Among the information I have read about the Slender Onion Orchid is that it is an early coloniser, especially in locations like dam walls, and that is exactly where it was growing on our property. A number of Onion Orchids and Leek Orchids (which look similar) exist, and characteristic shapes of the columns and sepals are the way experts can identify one species from the other. I must say that I marvel at their ability to even see these details, let alone distinguish slight differences. I have so much more to learn when it comes to Orchids.
The shots below were taken for identification purposes. I intended to go back and take some better photos, but for some reason, I never did. (Sigh) next year!
2 thoughts on “Slender Onion-orchid (Microtis parviflora)”
Now this is a harder family to identify. They require a good macro lens to get in nice and close! The distinguishing features are right inside those tiny little flowers. 😉
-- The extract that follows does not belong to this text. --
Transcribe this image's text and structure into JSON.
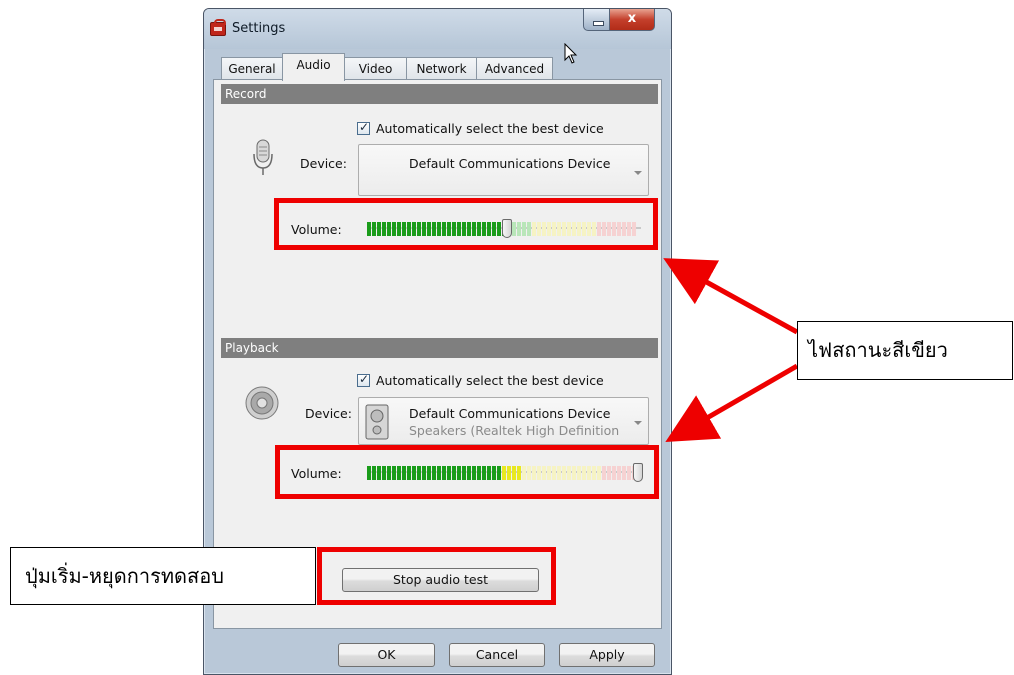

Yes, they are much harder! I did my best with an old copy of David L Jones “Native Orchids of Australia” and my wonderfully knowledgeable friend B.J as my guides. The edition of Jones I have does not have a photograph for every species, but exquisite line drawings of the inner shape of the flower – as you say, without a Macro lens it is impossible to see this detail. 🙂 Lisa